I was trying to change broadband and found that it costs [REDACTED] - loads more in my area than the rest of the country. What the [REDACTED] - how’s that [REDACTED] fair?
Mick, via email (message edited for taste and decency standards)
Woah Mick - that was some spicy language! I could be wrong but you seem more than a little peeved about the situation. And, sadly, I don't think this explanation's going to improve your mood.
Because you're right - while the vast majority pay around the same for broadband, some people do have to pay more than in other parts of the country. It's all to do with infrastructure, you see. Read on, and I'll explain why things cost more in parts of the UK, reveal which providers don't increase charges in these areas (spoiler: John Lewis Broadband) and offer a few alternative ways to get online.
Why is my broadband more expensive?
The UK is split up into two separate broadband markets, called - rather unimaginatively - Market A and Market B.
Market A covers just under 10% of the UK population. Broadband will typically be more expensive, and many of the offers and deals that providers advertise won't be available to people in this category. Sounds like this is where you live Mick.
Market B covers the rest of the UK - just over 90%. Prices are cheaper than Market A, there's more choice available, and healthy competition drives an ongoing price war that keeps things (mostly) affordable
Why is Market A more expensive?
Most broadband providers, including TalkTalk, Sky and Plusnet, share the same basic infrastructure - maintained by BT Openreach. Each pays to use that network, but installs their own technology in telephone exchanges. These are often referred to as local loop unbundled (LLU) providers - because technology companies love making things sound more complicated than necessary.
If a provider has their technology in an area, it means they can offer a better service and - importantly - better prices. Unfortunately, that's not the case in parts of the UK where low populations, challenging geography, or limited commercial potential make companies less willing to invest in infrastructure.
It's more expensive for providers to offer services in those areas, as they can't use their own tech, so those extra costs are passed onto the customers.
And, yes, if you're unfortunate enough to be in Market A, it can be [REDACTED] frustrating.
What can I do about it?
While most providers charge extra for those in super-rural areas, at least one doesn't: John Lewis Broadband.
John Lewis Broadband
While it's best known for its massive department stores, the company also offers broadband, and has for some time. There's a good deal to recommend it - including UK-based customer service - but, most crucially, its packages are the same price regardless of where you live.
That means no extra charge for those in Market A - a fact that for some of you will be more uplifting than one of its Christmas ads.
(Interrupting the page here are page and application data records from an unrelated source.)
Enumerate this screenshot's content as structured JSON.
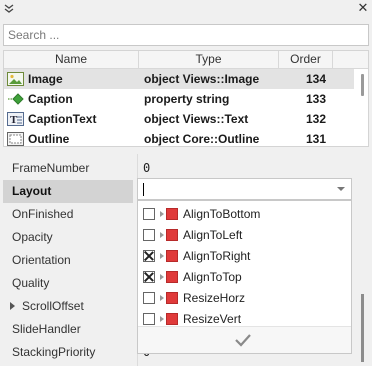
{
  "search": {
    "placeholder": "Search ..."
  },
  "grid": {
    "columns": [
      "Name",
      "Type",
      "Order"
    ],
    "rows": [
      {
        "name": "Image",
        "type": "object Views::Image",
        "order": "134",
        "icon": "image-icon"
      },
      {
        "name": "Caption",
        "type": "property string",
        "order": "133",
        "icon": "property-icon"
      },
      {
        "name": "CaptionText",
        "type": "object Views::Text",
        "order": "132",
        "icon": "text-icon"
      },
      {
        "name": "Outline",
        "type": "object Core::Outline",
        "order": "131",
        "icon": "outline-icon"
      }
    ]
  },
  "properties": {
    "rows": [
      {
        "name": "FrameNumber",
        "value": "0"
      },
      {
        "name": "Layout",
        "value": ""
      },
      {
        "name": "OnFinished",
        "value": ""
      },
      {
        "name": "Opacity",
        "value": ""
      },
      {
        "name": "Orientation",
        "value": ""
      },
      {
        "name": "Quality",
        "value": ""
      },
      {
        "name": "ScrollOffset",
        "value": ""
      },
      {
        "name": "SlideHandler",
        "value": ""
      },
      {
        "name": "StackingPriority",
        "value": "0"
      }
    ]
  },
  "editor": {
    "value": ""
  },
  "dropdown": {
    "items": [
      {
        "label": "AlignToBottom",
        "checked": false
      },
      {
        "label": "AlignToLeft",
        "checked": false
      },
      {
        "label": "AlignToRight",
        "checked": true
      },
      {
        "label": "AlignToTop",
        "checked": true
      },
      {
        "label": "ResizeHorz",
        "checked": false
      },
      {
        "label": "ResizeVert",
        "checked": false
      }
    ],
    "confirm_icon": "checkmark-icon"
  },
  "colors": {
    "flag": "#e03a3a",
    "selected_row": "#e3e3e3",
    "active_prop": "#d3d3d3"
  }
}
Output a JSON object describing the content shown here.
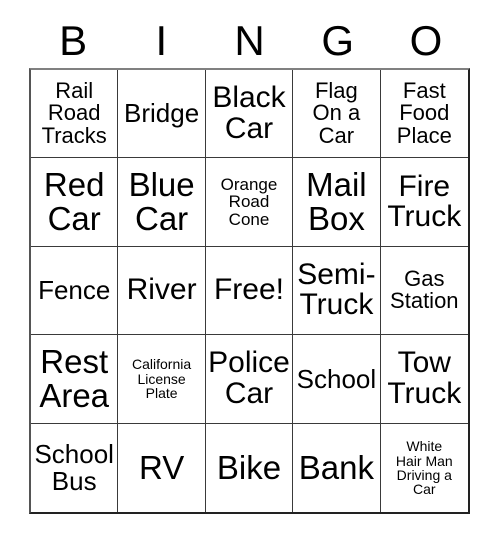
{
  "card": {
    "title": "BINGO",
    "header_letters": [
      "B",
      "I",
      "N",
      "G",
      "O"
    ],
    "free_space_label": "Free!",
    "colors": {
      "text": "#000000",
      "background": "#ffffff",
      "grid_line": "#3a3a3a",
      "outer_border": "#222222"
    },
    "grid": {
      "columns": 5,
      "rows": 5,
      "cells": [
        {
          "text": "Rail\nRoad\nTracks",
          "size": "m",
          "free": false
        },
        {
          "text": "Bridge",
          "size": "l",
          "free": false
        },
        {
          "text": "Black\nCar",
          "size": "xl",
          "free": false
        },
        {
          "text": "Flag\nOn a\nCar",
          "size": "m",
          "free": false
        },
        {
          "text": "Fast\nFood\nPlace",
          "size": "m",
          "free": false
        },
        {
          "text": "Red\nCar",
          "size": "xxl",
          "free": false
        },
        {
          "text": "Blue\nCar",
          "size": "xxl",
          "free": false
        },
        {
          "text": "Orange\nRoad\nCone",
          "size": "s",
          "free": false
        },
        {
          "text": "Mail\nBox",
          "size": "xxl",
          "free": false
        },
        {
          "text": "Fire\nTruck",
          "size": "xl",
          "free": false
        },
        {
          "text": "Fence",
          "size": "l",
          "free": false
        },
        {
          "text": "River",
          "size": "xl",
          "free": false
        },
        {
          "text": "Free!",
          "size": "xl",
          "free": true
        },
        {
          "text": "Semi-\nTruck",
          "size": "xl",
          "free": false
        },
        {
          "text": "Gas\nStation",
          "size": "m",
          "free": false
        },
        {
          "text": "Rest\nArea",
          "size": "xxl",
          "free": false
        },
        {
          "text": "California\nLicense\nPlate",
          "size": "xs",
          "free": false
        },
        {
          "text": "Police\nCar",
          "size": "xl",
          "free": false
        },
        {
          "text": "School",
          "size": "l",
          "free": false
        },
        {
          "text": "Tow\nTruck",
          "size": "xl",
          "free": false
        },
        {
          "text": "School\nBus",
          "size": "l",
          "free": false
        },
        {
          "text": "RV",
          "size": "xxl",
          "free": false
        },
        {
          "text": "Bike",
          "size": "xxl",
          "free": false
        },
        {
          "text": "Bank",
          "size": "xxl",
          "free": false
        },
        {
          "text": "White\nHair Man\nDriving a\nCar",
          "size": "xs",
          "free": false
        }
      ]
    }
  }
}
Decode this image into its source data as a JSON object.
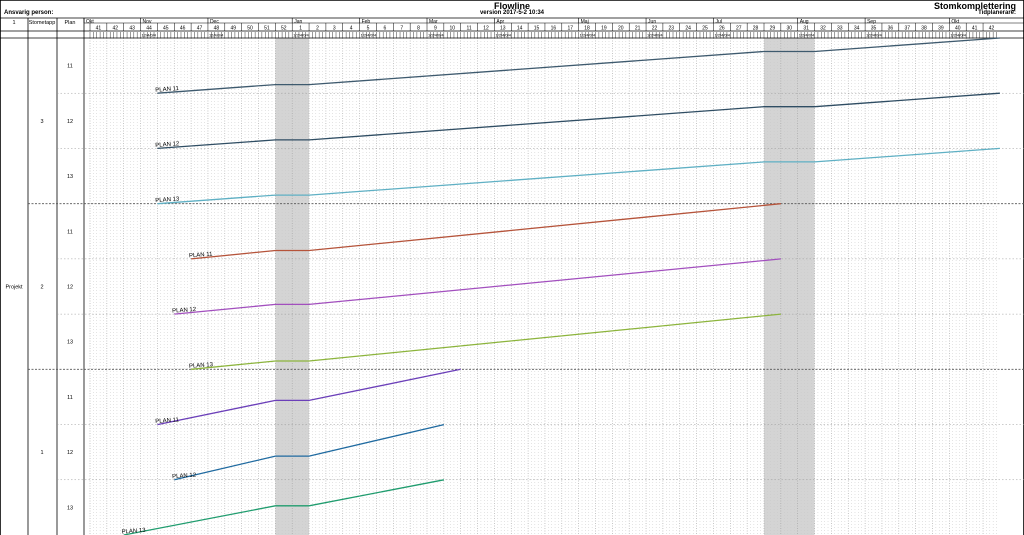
{
  "header": {
    "title": "Flowline",
    "version": "version 2017-5-2 10:34",
    "responsible_label": "Ansvarig person:",
    "project_name": "Stomkomplettering",
    "planners_label": "Tidplanerare:"
  },
  "colors": {
    "nonwork": "#d4d4d4",
    "section_divider": "#555555",
    "grid_dots": "#c8c8c8"
  },
  "chart_data": {
    "type": "line",
    "subtype": "flowline-schedule",
    "columns": [
      "1",
      "Stometapp",
      "Plan"
    ],
    "months": [
      "Okt",
      "Nov",
      "Dec",
      "Jan",
      "Feb",
      "Mar",
      "Apr",
      "Maj",
      "Jun",
      "Jul",
      "Aug",
      "Sep",
      "Okt"
    ],
    "week_range": {
      "from": 41,
      "to": 42,
      "year_break_after": 52
    },
    "date_labels": [
      "12/4/0/4",
      "12/4/0/4",
      "1/2/4/0/4",
      "1/2/4/0/4",
      "1/2/4/0/4",
      "1/2/4/0/4",
      "1/2/4/0/4",
      "1/2/4/0/4",
      "1/2/4/0/4",
      "1/2/4/0/4",
      "1/2/4/0/4",
      "1/2/4/0/4"
    ],
    "nonwork_weeks": [
      [
        52,
        1
      ],
      [
        29,
        31
      ]
    ],
    "project_label": "Projekt",
    "stages": [
      {
        "id": "3",
        "plans": [
          "11",
          "12",
          "13"
        ]
      },
      {
        "id": "2",
        "plans": [
          "11",
          "12",
          "13"
        ]
      },
      {
        "id": "1",
        "plans": [
          "11",
          "12",
          "13"
        ]
      }
    ],
    "series": [
      {
        "name": "PLAN 11",
        "stage": "3",
        "plan": "11",
        "color": "#3e5a6e",
        "start_week": 45,
        "end_week": 42,
        "start_level": 0.0,
        "end_level": 1.0,
        "start_date": "2016-11-07",
        "end_date": "2017-10-20"
      },
      {
        "name": "PLAN 12",
        "stage": "3",
        "plan": "12",
        "color": "#2f4d63",
        "start_week": 45,
        "end_week": 42,
        "start_level": 0.0,
        "end_level": 1.0,
        "start_date": "2016-11-07",
        "end_date": "2017-10-20"
      },
      {
        "name": "PLAN 13",
        "stage": "3",
        "plan": "13",
        "color": "#5fb0c4",
        "start_week": 45,
        "end_week": 42,
        "start_level": 0.0,
        "end_level": 1.0,
        "start_date": "2016-11-07",
        "end_date": "2017-10-20"
      },
      {
        "name": "PLAN 11",
        "stage": "2",
        "plan": "11",
        "color": "#b5533a",
        "start_week": 47,
        "end_week": 29,
        "start_level": 0.0,
        "end_level": 1.0,
        "start_date": "2016-11-21",
        "end_date": "2017-07-17"
      },
      {
        "name": "PLAN 12",
        "stage": "2",
        "plan": "12",
        "color": "#a24fbe",
        "start_week": 46,
        "end_week": 29,
        "start_level": 0.0,
        "end_level": 1.0,
        "start_date": "2016-11-14",
        "end_date": "2017-07-17"
      },
      {
        "name": "PLAN 13",
        "stage": "2",
        "plan": "13",
        "color": "#8cb43c",
        "start_week": 47,
        "end_week": 29,
        "start_level": 0.0,
        "end_level": 1.0,
        "start_date": "2016-11-21",
        "end_date": "2017-07-17"
      },
      {
        "name": "PLAN 11",
        "stage": "1",
        "plan": "11",
        "color": "#6b3fb9",
        "start_week": 45,
        "end_week": 10,
        "start_level": 0.0,
        "end_level": 1.0,
        "start_date": "2016-11-07",
        "end_date": "2017-03-10"
      },
      {
        "name": "PLAN 12",
        "stage": "1",
        "plan": "12",
        "color": "#1f6aa0",
        "start_week": 46,
        "end_week": 9,
        "start_level": 0.0,
        "end_level": 1.0,
        "start_date": "2016-11-14",
        "end_date": "2017-03-03"
      },
      {
        "name": "PLAN 13",
        "stage": "1",
        "plan": "13",
        "color": "#1f9c6e",
        "start_week": 43,
        "end_week": 9,
        "start_level": 0.0,
        "end_level": 1.0,
        "start_date": "2016-10-24",
        "end_date": "2017-03-03"
      }
    ]
  }
}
John Lewis sells three packages (though if you're in a high-cost area, chances are you can't get the fibre ones) and you can compare them here:
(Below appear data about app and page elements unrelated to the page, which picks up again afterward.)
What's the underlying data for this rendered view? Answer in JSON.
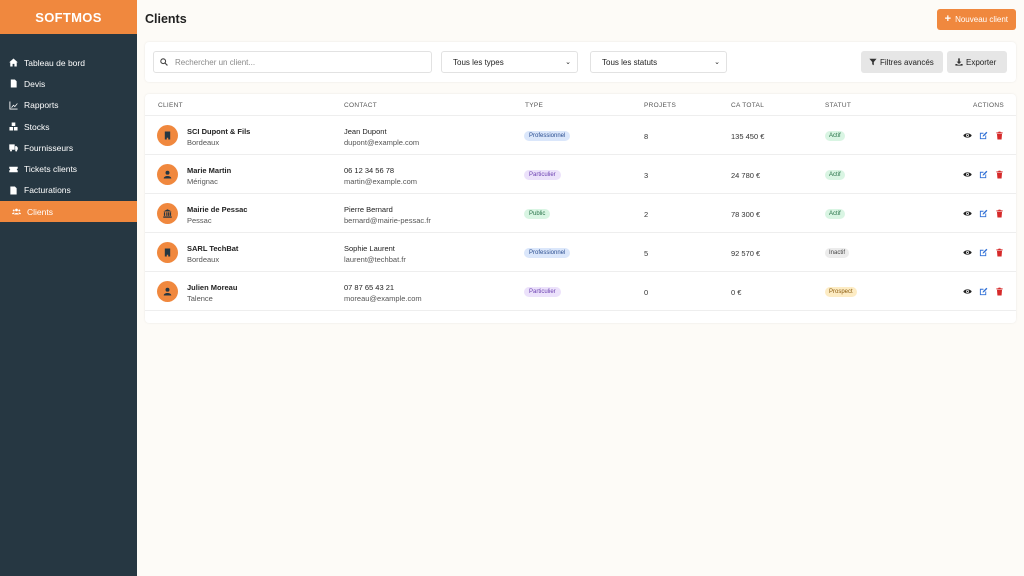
{
  "brand": "SOFTMOS",
  "sidebar": {
    "items": [
      {
        "label": "Tableau de bord",
        "icon": "home-icon"
      },
      {
        "label": "Devis",
        "icon": "file-icon"
      },
      {
        "label": "Rapports",
        "icon": "chart-line-icon"
      },
      {
        "label": "Stocks",
        "icon": "boxes-icon"
      },
      {
        "label": "Fournisseurs",
        "icon": "truck-icon"
      },
      {
        "label": "Tickets clients",
        "icon": "ticket-icon"
      },
      {
        "label": "Facturations",
        "icon": "invoice-icon"
      },
      {
        "label": "Clients",
        "icon": "users-icon",
        "active": true
      }
    ]
  },
  "header": {
    "title": "Clients",
    "new_button": "Nouveau client"
  },
  "filters": {
    "search_placeholder": "Rechercher un client...",
    "type_select": "Tous les types",
    "status_select": "Tous les statuts",
    "advanced_button": "Filtres avancés",
    "export_button": "Exporter"
  },
  "table": {
    "columns": [
      "CLIENT",
      "CONTACT",
      "TYPE",
      "PROJETS",
      "CA TOTAL",
      "STATUT",
      "ACTIONS"
    ],
    "rows": [
      {
        "name": "SCI Dupont & Fils",
        "city": "Bordeaux",
        "contact": "Jean Dupont",
        "email": "dupont@example.com",
        "type": "Professionnel",
        "projects": "8",
        "ca": "135 450 €",
        "status": "Actif",
        "avatar": "building-icon"
      },
      {
        "name": "Marie Martin",
        "city": "Mérignac",
        "contact": "06 12 34 56 78",
        "email": "martin@example.com",
        "type": "Particulier",
        "projects": "3",
        "ca": "24 780 €",
        "status": "Actif",
        "avatar": "user-icon"
      },
      {
        "name": "Mairie de Pessac",
        "city": "Pessac",
        "contact": "Pierre Bernard",
        "email": "bernard@mairie-pessac.fr",
        "type": "Public",
        "projects": "2",
        "ca": "78 300 €",
        "status": "Actif",
        "avatar": "landmark-icon"
      },
      {
        "name": "SARL TechBat",
        "city": "Bordeaux",
        "contact": "Sophie Laurent",
        "email": "laurent@techbat.fr",
        "type": "Professionnel",
        "projects": "5",
        "ca": "92 570 €",
        "status": "Inactif",
        "avatar": "building-icon"
      },
      {
        "name": "Julien Moreau",
        "city": "Talence",
        "contact": "07 87 65 43 21",
        "email": "moreau@example.com",
        "type": "Particulier",
        "projects": "0",
        "ca": "0 €",
        "status": "Prospect",
        "avatar": "user-icon"
      }
    ]
  },
  "colors": {
    "accent": "#f0883e",
    "sidebar": "#263742",
    "type_professionnel": {
      "bg": "#dbe7fb",
      "fg": "#2a4d8f"
    },
    "type_particulier": {
      "bg": "#ece2fb",
      "fg": "#6a3fb0"
    },
    "type_public": {
      "bg": "#d9f5e3",
      "fg": "#257046"
    },
    "status_actif": {
      "bg": "#d9f5e3",
      "fg": "#257046"
    },
    "status_inactif": {
      "bg": "#ececec",
      "fg": "#444444"
    },
    "status_prospect": {
      "bg": "#fdecc4",
      "fg": "#8a5a0c"
    }
  }
}
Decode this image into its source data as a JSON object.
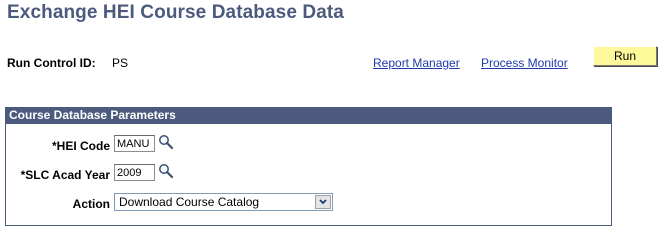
{
  "page": {
    "title": "Exchange HEI Course Database Data"
  },
  "run_control": {
    "label": "Run Control ID:",
    "value": "PS"
  },
  "links": {
    "report_manager": "Report Manager",
    "process_monitor": "Process Monitor"
  },
  "toolbar": {
    "run_label": "Run"
  },
  "parameters": {
    "header": "Course Database Parameters",
    "hei_code": {
      "label": "*HEI Code",
      "value": "MANU"
    },
    "slc_acad_year": {
      "label": "*SLC Acad Year",
      "value": "2009"
    },
    "action": {
      "label": "Action",
      "selected": "Download Course Catalog"
    }
  },
  "colors": {
    "title": "#4c5a7e",
    "group_header_bg": "#4c5a7e",
    "link": "#1f3bae",
    "run_button_bg": "#fdf99a"
  },
  "icons": {
    "lookup": "magnifier-icon",
    "dropdown": "chevron-down-icon"
  }
}
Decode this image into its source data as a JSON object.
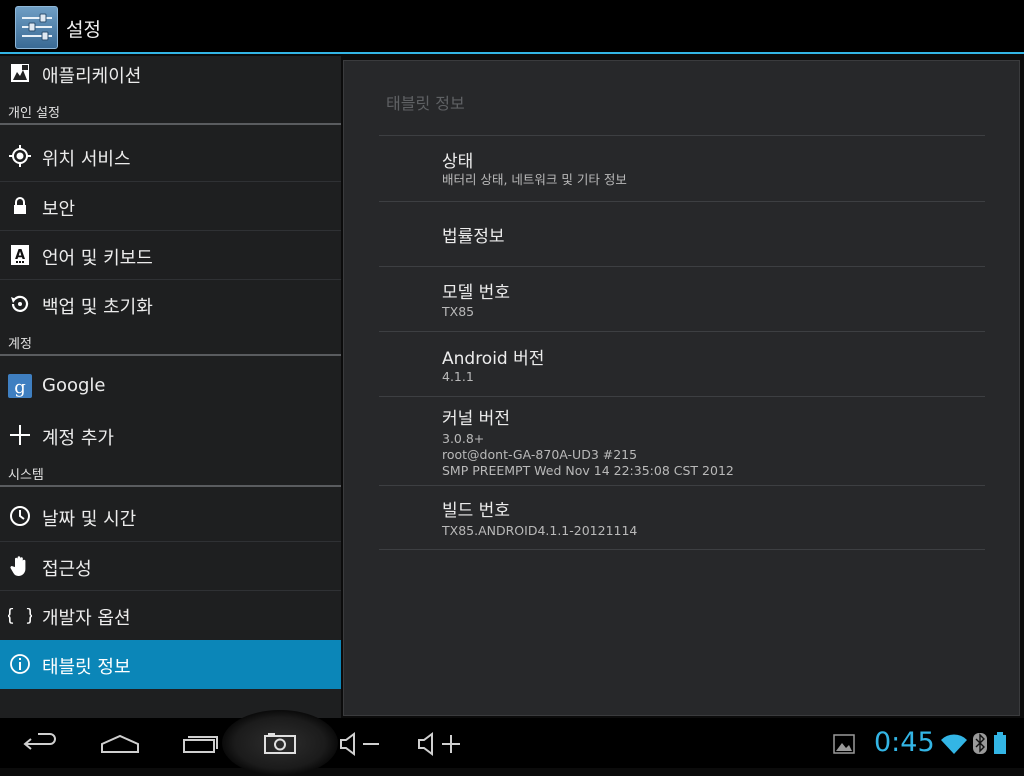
{
  "action_bar": {
    "title": "설정",
    "icon": "settings-icon"
  },
  "sidebar": {
    "top_item": {
      "label": "애플리케이션",
      "icon": "apps-icon"
    },
    "section_personal": "개인 설정",
    "location": {
      "label": "위치 서비스",
      "icon": "location-icon"
    },
    "security": {
      "label": "보안",
      "icon": "lock-icon"
    },
    "language": {
      "label": "언어 및 키보드",
      "icon": "language-icon"
    },
    "backup": {
      "label": "백업 및 초기화",
      "icon": "backup-icon"
    },
    "section_accounts": "계정",
    "google": {
      "label": "Google",
      "icon": "google-icon"
    },
    "add_account": {
      "label": "계정 추가",
      "icon": "plus-icon"
    },
    "section_system": "시스템",
    "datetime": {
      "label": "날짜 및 시간",
      "icon": "clock-icon"
    },
    "accessibility": {
      "label": "접근성",
      "icon": "hand-icon"
    },
    "developer": {
      "label": "개발자 옵션",
      "icon": "braces-icon"
    },
    "about": {
      "label": "태블릿 정보",
      "icon": "info-icon",
      "selected": true
    }
  },
  "panel": {
    "title": "태블릿 정보",
    "status": {
      "title": "상태",
      "summary": "배터리 상태, 네트워크 및 기타 정보"
    },
    "legal": {
      "title": "법률정보"
    },
    "model": {
      "title": "모델 번호",
      "value": "TX85"
    },
    "android": {
      "title": "Android 버전",
      "value": "4.1.1"
    },
    "kernel": {
      "title": "커널 버전",
      "line1": "3.0.8+",
      "line2": "root@dont-GA-870A-UD3 #215",
      "line3": "SMP PREEMPT Wed Nov 14 22:35:08 CST 2012"
    },
    "build": {
      "title": "빌드 번호",
      "value": "TX85.ANDROID4.1.1-20121114"
    }
  },
  "navbar": {
    "buttons": [
      "back-icon",
      "home-icon",
      "recent-apps-icon",
      "screenshot-icon",
      "volume-down-icon",
      "volume-up-icon"
    ],
    "clock": "0:45",
    "status_icons": [
      "gallery-icon",
      "wifi-icon",
      "bluetooth-icon",
      "battery-icon"
    ]
  },
  "colors": {
    "accent": "#33b5e5",
    "selected_bg": "#0b86b8",
    "panel_bg": "#27282a",
    "sidebar_bg": "#1e1f20"
  }
}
Outside of that, you're limited by the options you have available. If your broadband costs more in that area, that's what you'll have to pay. You can at least search for the best possible deal by using a comparison service like ours to see all your options.
Alternatively, you could look for another way to get internet access. For example, mobile broadband could offer a cheaper way to get online in some cases.
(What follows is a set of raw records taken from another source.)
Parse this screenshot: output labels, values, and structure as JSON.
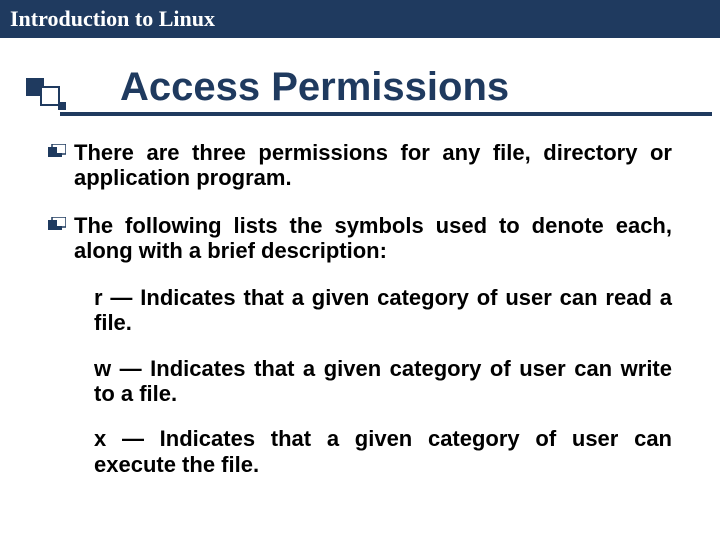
{
  "header": {
    "title": "Introduction to Linux"
  },
  "slide": {
    "title": "Access Permissions",
    "bullets": [
      {
        "text": "There are three permissions for any file, directory or application program."
      },
      {
        "text": "The following lists the symbols used to denote each, along with a brief description:"
      }
    ],
    "subitems": [
      {
        "text": " r — Indicates that a given category of  user can read a file."
      },
      {
        "text": " w — Indicates that a given category of user can write to a file."
      },
      {
        "text": " x — Indicates that a given category of user can execute the file."
      }
    ]
  }
}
It's not a perfect solution - speeds will fluctuate more than home broadband, and there aren't any unlimited mobile broadband deals available so you'll have to content with monthly usage limits. It will also be less suitable for things like video streaming and gaming. But if you compare your options carefully, you may be able to save a few pounds.